*What you have to do:*
Each record that follows must be reproduced exactly.

*Provided records:*
══════════════════════════════
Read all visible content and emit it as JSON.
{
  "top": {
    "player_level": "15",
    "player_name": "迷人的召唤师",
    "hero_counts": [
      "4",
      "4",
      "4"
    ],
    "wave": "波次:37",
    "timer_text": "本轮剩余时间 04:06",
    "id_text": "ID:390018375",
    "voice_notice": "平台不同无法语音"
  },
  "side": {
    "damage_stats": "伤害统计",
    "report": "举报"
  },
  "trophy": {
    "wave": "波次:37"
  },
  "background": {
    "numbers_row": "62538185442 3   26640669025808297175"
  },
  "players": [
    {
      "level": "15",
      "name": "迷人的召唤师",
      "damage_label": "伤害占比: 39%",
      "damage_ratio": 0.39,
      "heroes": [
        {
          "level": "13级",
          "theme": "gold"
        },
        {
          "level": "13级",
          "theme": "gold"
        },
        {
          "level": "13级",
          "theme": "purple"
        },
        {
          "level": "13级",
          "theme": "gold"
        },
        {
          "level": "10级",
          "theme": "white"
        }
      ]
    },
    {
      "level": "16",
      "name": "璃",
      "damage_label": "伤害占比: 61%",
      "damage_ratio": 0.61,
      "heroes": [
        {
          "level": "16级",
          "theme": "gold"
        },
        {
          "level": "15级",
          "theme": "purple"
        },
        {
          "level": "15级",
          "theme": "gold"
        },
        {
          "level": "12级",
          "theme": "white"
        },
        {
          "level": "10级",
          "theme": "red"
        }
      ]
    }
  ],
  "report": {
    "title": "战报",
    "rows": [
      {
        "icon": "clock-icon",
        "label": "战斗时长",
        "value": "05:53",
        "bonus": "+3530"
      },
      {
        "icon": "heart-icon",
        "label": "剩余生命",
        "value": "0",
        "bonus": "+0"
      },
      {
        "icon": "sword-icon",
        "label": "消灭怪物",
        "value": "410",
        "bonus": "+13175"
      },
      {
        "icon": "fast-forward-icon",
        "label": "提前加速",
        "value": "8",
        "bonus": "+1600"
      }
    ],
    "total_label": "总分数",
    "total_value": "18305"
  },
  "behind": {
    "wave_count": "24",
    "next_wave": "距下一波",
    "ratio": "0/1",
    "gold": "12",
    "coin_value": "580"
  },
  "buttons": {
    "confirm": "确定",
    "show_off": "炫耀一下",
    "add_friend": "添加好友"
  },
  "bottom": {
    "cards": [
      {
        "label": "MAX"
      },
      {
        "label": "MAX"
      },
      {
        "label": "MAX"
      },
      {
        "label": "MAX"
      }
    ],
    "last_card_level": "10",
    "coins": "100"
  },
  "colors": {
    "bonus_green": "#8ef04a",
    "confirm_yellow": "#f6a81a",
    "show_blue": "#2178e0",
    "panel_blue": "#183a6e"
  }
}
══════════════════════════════
*Solution to the exercise:*
Read all visible content and emit it as JSON.
{
  "top": {
    "player_level": "15",
    "player_name": "迷人的召唤师",
    "hero_counts": [
      "4",
      "4",
      "4"
    ],
    "wave": "波次:37",
    "timer_text": "本轮剩余时间 04:06",
    "id_text": "ID:390018375",
    "voice_notice": "平台不同无法语音"
  },
  "side": {
    "damage_stats": "伤害统计",
    "report": "举报"
  },
  "trophy": {
    "wave": "波次:37"
  },
  "background": {
    "numbers_row": "62538185442 3   26640669025808297175"
  },
  "players": [
    {
      "level": "15",
      "name": "迷人的召唤师",
      "damage_label": "伤害占比: 39%",
      "damage_ratio": 0.39,
      "heroes": [
        {
          "level": "13级",
          "theme": "gold"
        },
        {
          "level": "13级",
          "theme": "gold"
        },
        {
          "level": "13级",
          "theme": "purple"
        },
        {
          "level": "13级",
          "theme": "gold"
        },
        {
          "level": "10级",
          "theme": "white"
        }
      ]
    },
    {
      "level": "16",
      "name": "璃",
      "damage_label": "伤害占比: 61%",
      "damage_ratio": 0.61,
      "heroes": [
        {
          "level": "16级",
          "theme": "gold"
        },
        {
          "level": "15级",
          "theme": "purple"
        },
        {
          "level": "15级",
          "theme": "gold"
        },
        {
          "level": "12级",
          "theme": "white"
        },
        {
          "level": "10级",
          "theme": "red"
        }
      ]
    }
  ],
  "report": {
    "title": "战报",
    "rows": [
      {
        "icon": "clock-icon",
        "label": "战斗时长",
        "value": "05:53",
        "bonus": "+3530"
      },
      {
        "icon": "heart-icon",
        "label": "剩余生命",
        "value": "0",
        "bonus": "+0"
      },
      {
        "icon": "sword-icon",
        "label": "消灭怪物",
        "value": "410",
        "bonus": "+13175"
      },
      {
        "icon": "fast-forward-icon",
        "label": "提前加速",
        "value": "8",
        "bonus": "+1600"
      }
    ],
    "total_label": "总分数",
    "total_value": "18305"
  },
  "behind": {
    "wave_count": "24",
    "next_wave": "距下一波",
    "ratio": "0/1",
    "gold": "12",
    "coin_value": "580"
  },
  "buttons": {
    "confirm": "确定",
    "show_off": "炫耀一下",
    "add_friend": "添加好友"
  },
  "bottom": {
    "cards": [
      {
        "label": "MAX"
      },
      {
        "label": "MAX"
      },
      {
        "label": "MAX"
      },
      {
        "label": "MAX"
      }
    ],
    "last_card_level": "10",
    "coins": "100"
  },
  "colors": {
    "bonus_green": "#8ef04a",
    "confirm_yellow": "#f6a81a",
    "show_blue": "#2178e0",
    "panel_blue": "#183a6e"
  }
}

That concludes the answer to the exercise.